For our letters columns, the rules are pretty simple. The subject must be of interest to Islanders. The correspondent ought to have an Island connection. (No, thank you, to the AARP and the Pork Producers’ Council, who yearn to be regular letter writers or oped columnists.)
Letters, we say, should be clear and concise, though it’s almost hopeless. And in good taste. If you have deplored some of the letters we print, you ought to see the few we reject.
We require signatures and telephone numbers, although nowadays we sometimes have to settle for working e-mail addresses. (Along with comments, which of course appear only on mvtimes.com, Letters to the Editor for the print newspaper now arrive almost exclusively via the submission form on the web site.)
The Times will not, except in a few exceptional cases, publish unsigned letters. If you are going to make a spectacle of yourself, we want everyone to know who you are. That’s not the rule for online comment, where anonymity or pseudonymity rule. Why the difference? I confess, I don’t know for sure. The law places special responsibility on newspapers for things it publishes in print but, at least till now, does not exact the same scrupulousness from web site publishers who maintain a forum for comments from visitors. Part of the difference arises from the fact that it is nearly impossible to determine if the name a commenter might attach to a comment really comes from that person. All this may change, of course, but on the other hand, some of the views expressed by commenters would never see the light of day, not in print or online, if authentic attribution were required. They are not mainstream views and might invite retribution in a small community like this one, but they are the views of some of our neighbors. What to do about it is a daily puzzle.
Sometimes correspondents specify “Not for Publication” on their letters. It’s a way of whispering in the editor’s ear.
“Pssst, you screwed up, but I don’t want to be an I-told-you-so.”
“Pssst, here is the true story, but I don’t want to get caught up in it.”
“Pssst, that was a terrific story you published about so-and-so. I am not the sort that writes letters to the editor, but if I were I would tell you how much I enjoyed it.”
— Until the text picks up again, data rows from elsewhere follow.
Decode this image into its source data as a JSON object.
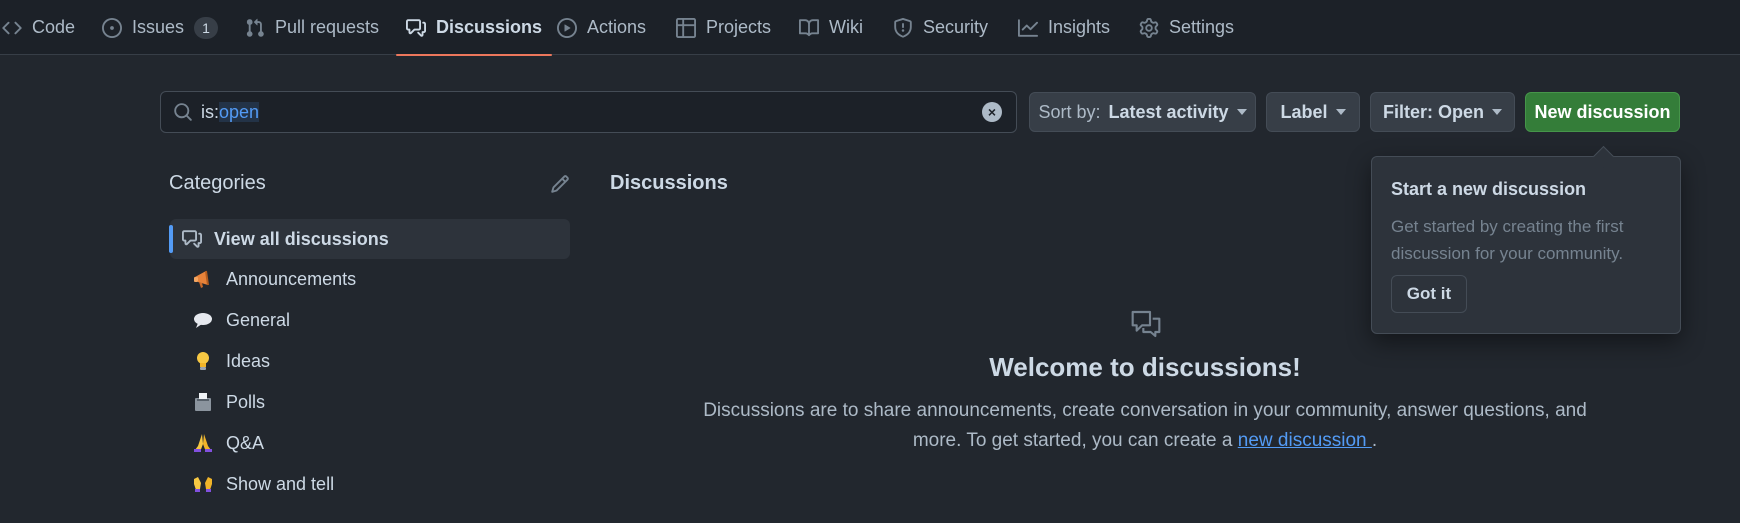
{
  "nav": {
    "tabs": [
      {
        "label": "Code",
        "icon": "code-icon"
      },
      {
        "label": "Issues",
        "icon": "issue-opened-icon",
        "count": "1"
      },
      {
        "label": "Pull requests",
        "icon": "git-pull-request-icon"
      },
      {
        "label": "Discussions",
        "icon": "comment-discussion-icon",
        "active": true
      },
      {
        "label": "Actions",
        "icon": "play-icon"
      },
      {
        "label": "Projects",
        "icon": "table-icon"
      },
      {
        "label": "Wiki",
        "icon": "book-icon"
      },
      {
        "label": "Security",
        "icon": "shield-icon"
      },
      {
        "label": "Insights",
        "icon": "graph-icon"
      },
      {
        "label": "Settings",
        "icon": "gear-icon"
      }
    ]
  },
  "toolbar": {
    "search_prefix": "is:",
    "search_query": "open",
    "sort_label": "Sort by:",
    "sort_value": "Latest activity",
    "label_button": "Label",
    "filter_button": "Filter: Open",
    "new_discussion": "New discussion"
  },
  "categories": {
    "title": "Categories",
    "items": [
      {
        "label": "View all discussions",
        "icon": "comment-discussion-icon",
        "selected": true
      },
      {
        "label": "Announcements",
        "icon": "megaphone-emoji"
      },
      {
        "label": "General",
        "icon": "speech-balloon-emoji"
      },
      {
        "label": "Ideas",
        "icon": "light-bulb-emoji"
      },
      {
        "label": "Polls",
        "icon": "ballot-box-emoji"
      },
      {
        "label": "Q&A",
        "icon": "folded-hands-emoji"
      },
      {
        "label": "Show and tell",
        "icon": "raising-hands-emoji"
      }
    ]
  },
  "main": {
    "title": "Discussions",
    "welcome": "Welcome to discussions!",
    "description_line1": "Discussions are to share announcements, create conversation in your community, answer questions, and",
    "description_line2": "more. To get started, you can create a",
    "link": "new discussion ",
    "description_end": "."
  },
  "popover": {
    "title": "Start a new discussion",
    "body": "Get started by creating the first discussion for your community.",
    "button": "Got it"
  },
  "colors": {
    "background": "#22272e",
    "accent_green": "#347d39",
    "link_blue": "#539bf5",
    "active_tab_underline": "#ec775c"
  }
}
Sometimes, the most affecting letters and comments are not headlined “Private” even though they ought to be. They are unreserved and defenseless, the correspondents convinced that through the letters and comments columns they may be in direct touch with sympathetic neighbors.
I particularly remember one classic example. In three or four densely typewritten pages the authors detailed a business tragedy. They were offering an explanation to the newspaper and the community. And the letter concluded this way:
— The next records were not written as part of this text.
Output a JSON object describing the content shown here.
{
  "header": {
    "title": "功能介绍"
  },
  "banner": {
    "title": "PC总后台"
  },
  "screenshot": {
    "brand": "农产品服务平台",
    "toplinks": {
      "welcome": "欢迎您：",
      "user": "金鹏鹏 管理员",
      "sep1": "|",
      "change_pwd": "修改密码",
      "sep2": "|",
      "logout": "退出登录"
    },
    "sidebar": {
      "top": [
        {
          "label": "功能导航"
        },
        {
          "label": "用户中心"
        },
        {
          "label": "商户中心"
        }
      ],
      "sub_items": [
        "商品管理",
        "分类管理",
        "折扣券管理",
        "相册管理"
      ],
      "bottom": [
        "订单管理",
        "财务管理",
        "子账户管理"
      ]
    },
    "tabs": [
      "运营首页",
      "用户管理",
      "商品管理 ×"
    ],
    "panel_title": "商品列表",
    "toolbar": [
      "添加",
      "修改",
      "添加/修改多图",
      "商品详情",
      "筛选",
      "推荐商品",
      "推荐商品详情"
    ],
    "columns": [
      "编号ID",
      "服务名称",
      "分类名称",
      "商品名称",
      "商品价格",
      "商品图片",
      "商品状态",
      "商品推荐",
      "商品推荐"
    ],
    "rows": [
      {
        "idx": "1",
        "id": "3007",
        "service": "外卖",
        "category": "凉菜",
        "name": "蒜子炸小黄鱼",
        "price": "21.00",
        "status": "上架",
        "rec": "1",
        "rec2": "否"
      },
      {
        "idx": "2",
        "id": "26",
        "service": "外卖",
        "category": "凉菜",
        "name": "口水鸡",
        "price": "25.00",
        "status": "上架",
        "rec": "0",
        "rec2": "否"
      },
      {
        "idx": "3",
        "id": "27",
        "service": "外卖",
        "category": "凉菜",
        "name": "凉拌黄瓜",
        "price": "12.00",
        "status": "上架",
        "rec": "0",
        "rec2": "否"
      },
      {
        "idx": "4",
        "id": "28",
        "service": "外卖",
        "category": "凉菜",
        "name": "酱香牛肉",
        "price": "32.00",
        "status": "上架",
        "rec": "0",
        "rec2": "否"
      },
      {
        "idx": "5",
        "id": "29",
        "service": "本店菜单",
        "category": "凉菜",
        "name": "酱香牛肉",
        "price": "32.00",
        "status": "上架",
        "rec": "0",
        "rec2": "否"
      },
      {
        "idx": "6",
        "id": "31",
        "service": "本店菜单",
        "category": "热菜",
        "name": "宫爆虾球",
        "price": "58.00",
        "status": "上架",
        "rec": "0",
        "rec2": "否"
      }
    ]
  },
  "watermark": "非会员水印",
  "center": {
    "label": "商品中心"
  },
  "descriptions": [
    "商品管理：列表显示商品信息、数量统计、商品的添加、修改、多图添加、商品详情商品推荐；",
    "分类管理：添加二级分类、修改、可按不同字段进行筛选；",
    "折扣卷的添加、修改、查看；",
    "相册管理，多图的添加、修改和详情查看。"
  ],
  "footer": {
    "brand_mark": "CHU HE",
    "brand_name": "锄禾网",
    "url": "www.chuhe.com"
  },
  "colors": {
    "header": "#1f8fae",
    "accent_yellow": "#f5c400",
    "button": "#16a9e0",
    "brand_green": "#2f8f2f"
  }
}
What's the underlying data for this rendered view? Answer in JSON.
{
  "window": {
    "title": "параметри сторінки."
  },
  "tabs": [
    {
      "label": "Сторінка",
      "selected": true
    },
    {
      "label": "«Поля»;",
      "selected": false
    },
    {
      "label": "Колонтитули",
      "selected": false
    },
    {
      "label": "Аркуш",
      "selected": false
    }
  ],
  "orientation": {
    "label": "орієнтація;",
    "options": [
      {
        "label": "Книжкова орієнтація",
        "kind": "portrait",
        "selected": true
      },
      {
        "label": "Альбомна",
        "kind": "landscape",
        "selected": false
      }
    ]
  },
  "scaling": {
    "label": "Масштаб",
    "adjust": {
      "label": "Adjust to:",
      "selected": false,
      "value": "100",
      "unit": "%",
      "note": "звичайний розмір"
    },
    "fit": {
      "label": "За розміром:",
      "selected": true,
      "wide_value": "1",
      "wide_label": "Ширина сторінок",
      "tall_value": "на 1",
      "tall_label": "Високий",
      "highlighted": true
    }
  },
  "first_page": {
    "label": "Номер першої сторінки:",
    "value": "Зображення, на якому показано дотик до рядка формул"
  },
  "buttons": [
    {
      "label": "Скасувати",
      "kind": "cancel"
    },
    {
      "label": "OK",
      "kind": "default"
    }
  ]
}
“The unfortunate outcome was that no monies were able to benefit [homeless and abused children]. We’ve lost the support system for [them]. We’ve lost the restaurant, the bulk of my anticipated inheritance is lost, I’ve lost the home I was buying because I can’t afford the payments as I am now unable to be gainfully employed. With no health insurance I have astronomical medical bills and there are yet more medical expenses to come. Thank you for your consideration and compassion … and for your understanding and assistance …”
Being Islanders, they knew you would understand.